The 83-year-old North Fork Town Hall played host to nearly 150 people who came out April 20 to hear and see the candidates running for Madera County District Attorney and Madera County Board of Supervisors District 5 seat.
Appearing at the head of the room at an extended table facing the crowd were all three district attorney hopefuls, including incumbent David Linn, current Senior Deputy District Attorney Paul Hornick, and Fresno County Assistant DA Sally Moreno.
Seated alongside them was Tom Wheeler, incumbent District 5 supervisor seeking his fourth consecutive term in office, and his challenger, political newcomer Marc Sobel.
The 90-minute event ran smoothly with minimal acrimony and exceptional moderation provided by Tom Burdette, voted “North Fork Citizen of the Year” in February for his efforts on behalf of numerous local service organizations.
Although questions from the audience were not allowed, a “Round Robin” format provided ample opportunity for all candidates to express their positions. Questions were rotated between participants in a sequence determined by prior drawing with two minute opening and closing statements. Each initial response was followed by brief rebuttals.
Combining direct answers with subsequent dialogue, these were some of the debate highlights:
Wheeler thanked all for their support through the years. He cited many examples of achievements in office ranging from significantly increased influence for our mountain communities in county government to specific advances on dozens of fronts. In his role as this year’s Chairman of the Board, Wheeler promised a continuation of maximum participation in community events combined with open transparency and exceptional service to all constituents.
Linn found himself constrained by guidance from the California Attorney General’s office restricting him from making any comments regarding his current investigation into wrongdoing by members of the board of supervisors, which led to the board’s censure of him.

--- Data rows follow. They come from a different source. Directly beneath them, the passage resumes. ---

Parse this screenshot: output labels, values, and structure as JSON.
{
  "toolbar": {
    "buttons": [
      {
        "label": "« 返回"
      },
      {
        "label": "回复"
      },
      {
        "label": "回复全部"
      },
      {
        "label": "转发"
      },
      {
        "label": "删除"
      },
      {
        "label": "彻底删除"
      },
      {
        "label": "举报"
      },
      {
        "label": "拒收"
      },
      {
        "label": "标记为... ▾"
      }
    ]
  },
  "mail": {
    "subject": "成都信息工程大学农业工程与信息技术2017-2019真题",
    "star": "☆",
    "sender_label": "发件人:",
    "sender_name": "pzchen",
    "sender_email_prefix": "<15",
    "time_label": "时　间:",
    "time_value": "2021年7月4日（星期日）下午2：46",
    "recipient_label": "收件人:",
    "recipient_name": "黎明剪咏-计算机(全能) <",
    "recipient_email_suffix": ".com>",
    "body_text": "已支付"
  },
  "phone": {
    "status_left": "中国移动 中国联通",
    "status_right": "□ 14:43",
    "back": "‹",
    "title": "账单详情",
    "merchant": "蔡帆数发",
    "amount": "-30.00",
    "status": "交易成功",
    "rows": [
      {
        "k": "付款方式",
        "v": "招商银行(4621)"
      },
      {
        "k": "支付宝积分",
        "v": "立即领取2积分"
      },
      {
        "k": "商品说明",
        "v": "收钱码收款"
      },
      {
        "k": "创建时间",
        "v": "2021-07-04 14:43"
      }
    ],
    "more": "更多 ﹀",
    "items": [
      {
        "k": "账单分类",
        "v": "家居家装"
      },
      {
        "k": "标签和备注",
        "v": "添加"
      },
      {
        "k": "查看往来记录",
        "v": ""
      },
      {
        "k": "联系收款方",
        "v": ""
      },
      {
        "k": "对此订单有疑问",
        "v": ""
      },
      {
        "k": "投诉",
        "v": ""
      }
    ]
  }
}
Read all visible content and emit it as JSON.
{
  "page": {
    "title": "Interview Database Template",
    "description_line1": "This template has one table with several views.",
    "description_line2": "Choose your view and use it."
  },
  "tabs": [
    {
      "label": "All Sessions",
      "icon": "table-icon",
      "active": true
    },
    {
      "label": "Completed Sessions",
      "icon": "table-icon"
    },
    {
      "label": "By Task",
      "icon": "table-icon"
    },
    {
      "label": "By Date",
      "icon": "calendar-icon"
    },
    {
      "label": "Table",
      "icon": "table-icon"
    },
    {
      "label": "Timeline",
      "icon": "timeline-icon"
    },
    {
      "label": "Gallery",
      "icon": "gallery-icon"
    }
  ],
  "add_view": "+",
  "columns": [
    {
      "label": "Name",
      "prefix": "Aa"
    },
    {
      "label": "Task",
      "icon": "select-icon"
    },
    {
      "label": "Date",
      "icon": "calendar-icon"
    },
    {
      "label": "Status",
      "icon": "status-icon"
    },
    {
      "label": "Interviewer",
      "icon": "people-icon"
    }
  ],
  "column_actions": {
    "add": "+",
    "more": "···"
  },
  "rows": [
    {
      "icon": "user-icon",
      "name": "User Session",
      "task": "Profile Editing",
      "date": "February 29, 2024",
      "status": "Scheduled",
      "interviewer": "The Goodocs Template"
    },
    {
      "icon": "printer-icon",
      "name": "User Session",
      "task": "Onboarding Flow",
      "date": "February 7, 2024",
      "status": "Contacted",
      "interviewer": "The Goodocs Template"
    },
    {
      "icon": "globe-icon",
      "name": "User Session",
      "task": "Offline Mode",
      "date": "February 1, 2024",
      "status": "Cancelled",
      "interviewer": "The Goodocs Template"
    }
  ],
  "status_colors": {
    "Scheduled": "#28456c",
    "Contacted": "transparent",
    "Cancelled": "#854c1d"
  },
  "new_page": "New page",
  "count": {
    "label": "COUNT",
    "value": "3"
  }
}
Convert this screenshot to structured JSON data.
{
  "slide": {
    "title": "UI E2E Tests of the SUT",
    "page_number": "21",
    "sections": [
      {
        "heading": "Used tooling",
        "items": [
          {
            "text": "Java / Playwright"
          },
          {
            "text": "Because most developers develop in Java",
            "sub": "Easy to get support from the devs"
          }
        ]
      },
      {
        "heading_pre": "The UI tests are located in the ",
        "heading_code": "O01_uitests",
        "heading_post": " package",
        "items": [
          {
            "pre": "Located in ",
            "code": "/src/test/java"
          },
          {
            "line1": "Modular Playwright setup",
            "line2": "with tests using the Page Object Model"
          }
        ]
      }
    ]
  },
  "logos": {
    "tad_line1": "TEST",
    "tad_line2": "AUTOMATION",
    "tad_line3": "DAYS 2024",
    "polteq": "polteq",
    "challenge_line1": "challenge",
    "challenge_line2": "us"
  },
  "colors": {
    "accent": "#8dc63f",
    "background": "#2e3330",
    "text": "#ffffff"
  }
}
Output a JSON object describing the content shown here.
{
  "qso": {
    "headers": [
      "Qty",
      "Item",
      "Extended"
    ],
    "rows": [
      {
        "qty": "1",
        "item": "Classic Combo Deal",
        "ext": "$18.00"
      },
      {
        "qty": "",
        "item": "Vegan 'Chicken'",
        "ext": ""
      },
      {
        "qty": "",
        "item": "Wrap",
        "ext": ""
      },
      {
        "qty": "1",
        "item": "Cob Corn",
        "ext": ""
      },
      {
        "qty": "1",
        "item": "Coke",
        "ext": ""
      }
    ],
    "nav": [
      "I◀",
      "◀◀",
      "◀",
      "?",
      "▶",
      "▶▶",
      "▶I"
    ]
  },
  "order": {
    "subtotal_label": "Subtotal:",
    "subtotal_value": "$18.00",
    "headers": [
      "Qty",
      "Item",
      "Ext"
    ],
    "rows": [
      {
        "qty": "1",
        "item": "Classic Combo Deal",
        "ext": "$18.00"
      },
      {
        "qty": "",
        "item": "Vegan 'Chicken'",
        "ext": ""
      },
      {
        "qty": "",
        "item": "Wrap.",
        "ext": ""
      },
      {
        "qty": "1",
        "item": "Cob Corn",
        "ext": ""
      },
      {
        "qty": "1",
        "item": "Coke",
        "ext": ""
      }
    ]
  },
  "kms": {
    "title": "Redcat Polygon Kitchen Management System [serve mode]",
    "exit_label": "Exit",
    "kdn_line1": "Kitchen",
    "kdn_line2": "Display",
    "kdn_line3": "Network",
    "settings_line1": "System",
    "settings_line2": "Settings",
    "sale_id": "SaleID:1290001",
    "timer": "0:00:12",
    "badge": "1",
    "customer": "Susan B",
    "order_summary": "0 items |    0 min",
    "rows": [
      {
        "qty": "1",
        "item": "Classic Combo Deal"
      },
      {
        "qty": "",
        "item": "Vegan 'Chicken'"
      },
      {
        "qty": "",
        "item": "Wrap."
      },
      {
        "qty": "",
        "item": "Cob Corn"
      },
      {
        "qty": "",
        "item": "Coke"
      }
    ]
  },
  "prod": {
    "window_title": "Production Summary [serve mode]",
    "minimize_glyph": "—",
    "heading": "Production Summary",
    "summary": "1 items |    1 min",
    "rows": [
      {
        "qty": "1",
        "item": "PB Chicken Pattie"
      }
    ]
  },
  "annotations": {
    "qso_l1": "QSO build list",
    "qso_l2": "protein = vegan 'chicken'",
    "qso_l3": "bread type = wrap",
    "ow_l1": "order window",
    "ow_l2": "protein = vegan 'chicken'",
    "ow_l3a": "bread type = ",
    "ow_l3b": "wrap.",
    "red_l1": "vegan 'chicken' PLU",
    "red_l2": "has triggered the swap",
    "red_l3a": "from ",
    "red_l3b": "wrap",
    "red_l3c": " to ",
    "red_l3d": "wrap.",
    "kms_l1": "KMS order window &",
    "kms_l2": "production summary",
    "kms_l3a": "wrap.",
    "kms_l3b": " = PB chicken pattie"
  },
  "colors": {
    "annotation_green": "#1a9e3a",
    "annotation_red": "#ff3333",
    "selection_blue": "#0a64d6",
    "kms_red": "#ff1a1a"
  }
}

He offered thanks for the privilege of serving his first term and hoped he could “finish the job.” Linn mentioned his efforts on behalf of driver safety, his establishment of a mountain DA office in Oakhurst, his vigorous prosecution of drunk drivers with “no deals offered” and preparation for marijuana detection in the wake of California’s new relaxed provisions.
Linn said that Moreno did not “charge arsonists properly” in the Yosemite Lakes Park fires while she worked in the Madera office and that Hornick has greatly limited experience - assertions both denied.
Hornick declared that the office of District Attorney is “broken,” and that he looks forward to providing new leadership to a team of dedicated young attorneys. He alleged that the office had lost a substantial grant to cover a special DUI prosecutor due to Linn’s negligence, a loss Linn said had basically “cycled out.”
Hornick attacked Moreno for having “abandoned ship” in leaving Madera for Fresno County following Linn’s 2014 election, a decision for which Moreno firmly retorted she had no choice.
Hornick also launched the sharpest attack of the night against Linn, proclaiming, “David Linn wants your vote and your money,” referencing Linn’s recent $15 million claim against the county, which was denied. “I just want your vote.”
Moreno presented impressive credentials and stressed that she had earned more experience as a dedicated prosecutor than either of her opponents. A former army veteran and police officer born and raised in the Central Valley, Moreno started her career as a prosecutor in Merced 22 years ago, taking time off for motherhood with children now 19,17, 12 and 10.
It was during this hiatus that she “didn’t pay her California Bar dues” and “fell behind required continuing education” as mentioned by her opponents. She emphasized that a memo issued by Linn ostracizing her created isolation from the staff and removed meaningful responsibilities, precipitating her move to the Fresno DA’s office.
Among Moreno’s endorsements are the Madera County Deputy Sheriff’s Association, Madera County Probation Officer’s Association, the Peace Officer’s Research Association of California, retired Sheriff John Anderson and Gary Gilbert, retired Madera County District 5 supervisor.
With regards to the District 5 race, challenger Sobel believed it is time for a change. He promised to echo Tom Wheeler’s established involvement with area organizations, stressing public safety as a major priority with special accent on the Fire Department, which Sobel considers woefully unmanned.
He called for a $5 million increase in fire funding per year for the next three years, to be obtained from corresponding decreases in various budget allocations already scheduled over the next few years. He wants to see improved response time by emergency medical responders and reset county priorities to place public safety first.
Sobel also voiced strong opposition to recreational marijuana usage in the county as a matter of common sense.
Wheeler rattled off a number of accomplishments in the county he has been a part of including the construction of 370 miles of fuel breaks to protect mountain communities, two new fires stations (Oakhurst and North Fork), purchased three new fire engines, three new water tenders and two new ladder trucks to be in service by this summer, gave paid Cal Fire firefighters their fist raise ever, funded all the sheriff’s office allotted positions, started a Sheriff’s Cadet program, and recently finished a new morgue.
The DA candidates will meet again at 6:30 p.m., April 26, at the Yosemite High School Theater.
The two DA candidates who receive the most votes will advance to the Nov. 6 General Election.
Since there are just two candidates, the District 5 supervisor seat will be decided in June.